Fortunately, Governor Henry vetoed the HB 2633. He could have waited a day and gotten a ''pocket vet' but decided to kill it outright, sending a strong message. Opposition to the original bill and the amended one was strong with Oklahomans for Excellence in Science Education (OESE) playing a leading role. Press releases, messages, and statements to legislators and to the Governor came from many individuals and organizations, both State and National, including Oklahoma Academy of Science, Oklahoma Science Teachers Association, OESE, Tulsa and Oklahoma Interfaith Alliances, Oklahoma Mainstream Baptists, American Association for Advancement of Science, American Institute of Biological Sciences, Americans United for Separation of Church and State (Oklahoma and National Office), National Association of Biology Teachers, and others. The main reasons the bill should have been defeated stated by these organizations were the same as those cited by the Governor in his veto message.

So, what can be expected this session? The Republican leadership has listed tort reform, changes in workers' compensation, and a 'pro-family agenda' as primary goals. Under the pro-family category we know what to expect – items on abortion, gay rights, religious initiatives such as Rep. Kerns' earlier bills with an antievolution, procreation slant that would further attack the separation of church and state.

Well, it has already happened. Oklahoma City Republican legislators Sally Kern and Mike Reynolds have filed House Bill 1001, 'Religious Viewpoints Antidiscrimination Act,' essentially the same bill with the same title that was vetoed by the Governor after the last session.

In the Kansas dust-up over creationism in their State School Board over the past few years, Governor Sebelius pointed out that the bad publicity for the State ('What's Wrong with Kansas' comes to mind) was hurting the recruitment of scientists and high-teach industry to the State. Presidents of Kansas public colleges also came out to warn of the dangers. This point should be emphasized to legislators in Oklahoma.

All the individuals and organizations that have risen to the challenge in the past to stop the religious based attacks on good science in public schools will need to mobilize again, but with a stronger effort. We will post information on bills as they are introduced and proceed through the legislative process. Remember, NUMBERS DO COUNT in influencing actions on legislative bills. Individuals can have an impact.
Looks like those of us who care about Reason in Oklahoma have our work cut out for us.

Wedge Strategy, Part 3

How do you know when a wedge strategy is being used?

Secular Arguments against Gay Marriage

And you thought you only had to worry about the religious ones.

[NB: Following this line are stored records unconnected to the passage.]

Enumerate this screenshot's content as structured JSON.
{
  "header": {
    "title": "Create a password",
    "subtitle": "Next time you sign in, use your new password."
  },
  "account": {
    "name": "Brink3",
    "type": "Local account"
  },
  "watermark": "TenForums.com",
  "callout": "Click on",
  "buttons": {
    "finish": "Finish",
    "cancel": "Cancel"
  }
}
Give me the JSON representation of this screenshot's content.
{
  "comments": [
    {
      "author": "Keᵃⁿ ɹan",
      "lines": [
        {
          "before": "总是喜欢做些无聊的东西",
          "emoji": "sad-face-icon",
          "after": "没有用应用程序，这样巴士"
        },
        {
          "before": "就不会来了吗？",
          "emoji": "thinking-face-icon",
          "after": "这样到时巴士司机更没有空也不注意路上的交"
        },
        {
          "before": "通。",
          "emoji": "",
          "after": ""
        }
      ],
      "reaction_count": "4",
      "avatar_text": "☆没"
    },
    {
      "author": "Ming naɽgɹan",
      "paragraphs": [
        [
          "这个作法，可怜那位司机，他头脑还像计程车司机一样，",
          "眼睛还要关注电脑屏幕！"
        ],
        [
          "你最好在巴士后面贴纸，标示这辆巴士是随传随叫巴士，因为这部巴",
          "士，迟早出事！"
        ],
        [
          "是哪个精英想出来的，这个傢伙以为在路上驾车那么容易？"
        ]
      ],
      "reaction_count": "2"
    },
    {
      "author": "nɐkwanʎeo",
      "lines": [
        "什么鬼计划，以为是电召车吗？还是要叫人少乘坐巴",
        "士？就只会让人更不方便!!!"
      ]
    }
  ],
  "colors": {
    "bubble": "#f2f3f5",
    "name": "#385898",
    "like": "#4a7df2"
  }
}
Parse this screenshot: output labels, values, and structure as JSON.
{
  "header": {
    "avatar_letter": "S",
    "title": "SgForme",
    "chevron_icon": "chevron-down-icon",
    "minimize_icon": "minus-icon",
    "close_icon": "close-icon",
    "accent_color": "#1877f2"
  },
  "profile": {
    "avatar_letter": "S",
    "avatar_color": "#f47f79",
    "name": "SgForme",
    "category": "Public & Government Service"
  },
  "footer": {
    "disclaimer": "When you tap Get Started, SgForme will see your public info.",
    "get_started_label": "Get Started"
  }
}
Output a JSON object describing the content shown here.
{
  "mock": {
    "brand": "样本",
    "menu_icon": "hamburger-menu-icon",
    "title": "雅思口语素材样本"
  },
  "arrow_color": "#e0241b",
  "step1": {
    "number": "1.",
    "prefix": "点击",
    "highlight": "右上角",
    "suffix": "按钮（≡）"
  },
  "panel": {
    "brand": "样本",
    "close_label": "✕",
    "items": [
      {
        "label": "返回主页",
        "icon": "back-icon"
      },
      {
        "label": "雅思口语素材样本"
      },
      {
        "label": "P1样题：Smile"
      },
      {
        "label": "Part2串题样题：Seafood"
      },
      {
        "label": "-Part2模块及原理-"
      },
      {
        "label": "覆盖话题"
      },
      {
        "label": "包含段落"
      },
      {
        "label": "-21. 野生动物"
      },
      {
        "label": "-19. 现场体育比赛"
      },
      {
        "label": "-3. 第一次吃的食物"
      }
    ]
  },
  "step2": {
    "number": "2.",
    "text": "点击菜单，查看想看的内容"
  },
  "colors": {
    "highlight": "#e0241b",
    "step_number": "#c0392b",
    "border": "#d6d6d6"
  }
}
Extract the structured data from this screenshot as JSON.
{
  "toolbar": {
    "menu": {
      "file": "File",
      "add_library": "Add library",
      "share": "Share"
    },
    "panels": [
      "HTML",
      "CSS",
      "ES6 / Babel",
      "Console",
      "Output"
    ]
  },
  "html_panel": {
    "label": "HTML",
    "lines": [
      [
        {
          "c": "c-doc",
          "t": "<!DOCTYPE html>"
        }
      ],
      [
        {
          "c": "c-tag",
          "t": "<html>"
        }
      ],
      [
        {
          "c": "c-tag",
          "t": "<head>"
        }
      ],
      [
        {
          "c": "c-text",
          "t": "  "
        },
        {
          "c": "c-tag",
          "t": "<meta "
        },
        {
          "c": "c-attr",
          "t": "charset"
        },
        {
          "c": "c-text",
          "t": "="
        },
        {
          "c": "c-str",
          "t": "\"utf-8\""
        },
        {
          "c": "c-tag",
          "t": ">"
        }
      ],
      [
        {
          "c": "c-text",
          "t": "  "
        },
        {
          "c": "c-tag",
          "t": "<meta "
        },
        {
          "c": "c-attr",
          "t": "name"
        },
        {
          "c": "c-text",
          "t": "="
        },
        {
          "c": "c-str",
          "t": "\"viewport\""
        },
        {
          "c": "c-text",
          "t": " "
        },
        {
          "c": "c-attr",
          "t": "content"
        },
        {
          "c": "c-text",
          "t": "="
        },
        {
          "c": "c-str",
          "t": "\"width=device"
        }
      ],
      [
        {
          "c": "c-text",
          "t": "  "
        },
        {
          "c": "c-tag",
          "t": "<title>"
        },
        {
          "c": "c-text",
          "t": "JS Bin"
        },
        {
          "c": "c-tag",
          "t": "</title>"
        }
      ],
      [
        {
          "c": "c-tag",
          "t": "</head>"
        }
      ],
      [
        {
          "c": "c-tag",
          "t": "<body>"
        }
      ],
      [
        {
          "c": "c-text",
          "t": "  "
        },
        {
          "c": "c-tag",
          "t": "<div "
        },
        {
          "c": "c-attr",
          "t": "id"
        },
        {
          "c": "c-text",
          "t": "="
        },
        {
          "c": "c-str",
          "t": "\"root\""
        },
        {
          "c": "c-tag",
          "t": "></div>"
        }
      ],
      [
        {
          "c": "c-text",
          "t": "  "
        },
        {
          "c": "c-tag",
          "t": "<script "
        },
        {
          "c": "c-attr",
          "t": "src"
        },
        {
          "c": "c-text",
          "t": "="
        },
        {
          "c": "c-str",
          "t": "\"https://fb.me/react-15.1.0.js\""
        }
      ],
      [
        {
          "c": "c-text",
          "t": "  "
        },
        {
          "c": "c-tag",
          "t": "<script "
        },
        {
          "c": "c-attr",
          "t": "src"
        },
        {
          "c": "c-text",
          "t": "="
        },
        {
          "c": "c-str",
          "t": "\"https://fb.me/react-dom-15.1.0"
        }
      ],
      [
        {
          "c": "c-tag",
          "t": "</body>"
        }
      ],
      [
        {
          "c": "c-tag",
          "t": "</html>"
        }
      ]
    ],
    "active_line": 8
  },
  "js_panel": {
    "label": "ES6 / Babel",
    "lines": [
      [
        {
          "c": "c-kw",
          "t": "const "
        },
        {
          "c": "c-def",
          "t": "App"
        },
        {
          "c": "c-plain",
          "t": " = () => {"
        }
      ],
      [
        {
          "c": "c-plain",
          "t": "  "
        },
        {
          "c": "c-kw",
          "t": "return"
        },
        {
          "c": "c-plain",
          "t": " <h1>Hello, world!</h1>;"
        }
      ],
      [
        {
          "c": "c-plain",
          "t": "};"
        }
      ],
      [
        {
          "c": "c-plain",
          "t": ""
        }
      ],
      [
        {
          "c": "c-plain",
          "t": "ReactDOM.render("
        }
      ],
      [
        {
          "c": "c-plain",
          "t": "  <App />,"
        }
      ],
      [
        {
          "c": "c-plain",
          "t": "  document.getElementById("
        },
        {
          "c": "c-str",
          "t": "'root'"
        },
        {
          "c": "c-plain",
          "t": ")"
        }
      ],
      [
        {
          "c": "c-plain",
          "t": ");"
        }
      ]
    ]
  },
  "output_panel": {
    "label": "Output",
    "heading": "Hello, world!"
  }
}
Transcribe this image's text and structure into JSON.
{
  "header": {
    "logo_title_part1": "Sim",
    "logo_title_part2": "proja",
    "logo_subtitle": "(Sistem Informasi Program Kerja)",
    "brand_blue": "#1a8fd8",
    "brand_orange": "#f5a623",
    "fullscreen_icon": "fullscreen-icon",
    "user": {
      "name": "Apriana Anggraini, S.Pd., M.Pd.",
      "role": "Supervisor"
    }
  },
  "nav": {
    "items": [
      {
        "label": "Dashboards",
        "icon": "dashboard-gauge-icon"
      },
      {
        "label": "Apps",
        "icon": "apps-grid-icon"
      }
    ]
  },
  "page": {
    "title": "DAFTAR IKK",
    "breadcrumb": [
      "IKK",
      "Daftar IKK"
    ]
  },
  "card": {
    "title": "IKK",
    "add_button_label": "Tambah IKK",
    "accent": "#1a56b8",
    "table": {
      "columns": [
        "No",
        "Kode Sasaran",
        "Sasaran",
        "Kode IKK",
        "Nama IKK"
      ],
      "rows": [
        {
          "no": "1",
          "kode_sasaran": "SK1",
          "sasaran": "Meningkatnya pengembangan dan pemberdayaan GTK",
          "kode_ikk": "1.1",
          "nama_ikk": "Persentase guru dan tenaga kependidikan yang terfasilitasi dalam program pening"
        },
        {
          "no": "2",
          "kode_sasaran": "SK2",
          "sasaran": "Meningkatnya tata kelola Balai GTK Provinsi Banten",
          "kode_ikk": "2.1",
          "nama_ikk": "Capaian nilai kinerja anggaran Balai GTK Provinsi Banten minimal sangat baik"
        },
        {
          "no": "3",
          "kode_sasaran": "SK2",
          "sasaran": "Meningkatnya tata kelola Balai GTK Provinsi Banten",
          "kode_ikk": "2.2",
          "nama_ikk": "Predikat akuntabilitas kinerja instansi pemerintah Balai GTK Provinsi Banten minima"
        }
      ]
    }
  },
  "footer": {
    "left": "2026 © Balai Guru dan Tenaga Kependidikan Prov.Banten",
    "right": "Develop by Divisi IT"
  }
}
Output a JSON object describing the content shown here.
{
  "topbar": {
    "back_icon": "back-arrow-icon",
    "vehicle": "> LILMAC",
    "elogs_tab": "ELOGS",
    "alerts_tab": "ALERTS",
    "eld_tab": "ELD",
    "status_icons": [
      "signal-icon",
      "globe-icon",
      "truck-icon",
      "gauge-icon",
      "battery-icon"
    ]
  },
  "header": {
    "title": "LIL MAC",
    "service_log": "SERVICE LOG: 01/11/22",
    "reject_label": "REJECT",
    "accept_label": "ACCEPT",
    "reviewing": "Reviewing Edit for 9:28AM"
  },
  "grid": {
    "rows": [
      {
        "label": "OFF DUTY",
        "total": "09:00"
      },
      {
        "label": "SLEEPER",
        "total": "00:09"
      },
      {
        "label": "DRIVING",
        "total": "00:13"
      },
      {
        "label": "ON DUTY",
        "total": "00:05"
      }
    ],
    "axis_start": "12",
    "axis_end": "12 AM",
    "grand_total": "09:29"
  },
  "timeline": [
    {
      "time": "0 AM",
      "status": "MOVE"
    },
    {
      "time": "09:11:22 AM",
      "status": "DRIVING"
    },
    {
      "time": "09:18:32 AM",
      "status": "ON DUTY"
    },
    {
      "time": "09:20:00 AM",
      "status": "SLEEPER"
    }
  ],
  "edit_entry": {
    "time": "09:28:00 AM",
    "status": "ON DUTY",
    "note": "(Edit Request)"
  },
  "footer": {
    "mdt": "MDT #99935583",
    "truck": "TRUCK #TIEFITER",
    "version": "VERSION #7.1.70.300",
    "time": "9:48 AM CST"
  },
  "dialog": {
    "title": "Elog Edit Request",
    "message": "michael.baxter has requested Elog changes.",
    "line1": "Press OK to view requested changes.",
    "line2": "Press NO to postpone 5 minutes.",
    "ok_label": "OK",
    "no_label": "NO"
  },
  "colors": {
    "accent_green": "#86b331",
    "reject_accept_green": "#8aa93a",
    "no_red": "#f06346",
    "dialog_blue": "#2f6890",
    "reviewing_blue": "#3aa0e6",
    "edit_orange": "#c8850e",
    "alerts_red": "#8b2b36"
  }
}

Impressive research by Flibbertigibbet.
Secular Arguments against Gay Marriage, part 1

Secular Arguments against Gay Marriage, part 2

Secular Arguments against Gay Marriage, part 3

Secular Arguments against Gay Marriage, part 4
And here's a post on another issue involving something a marriage contract apparently doesn't cover -
Spousal Evidentiary Privilege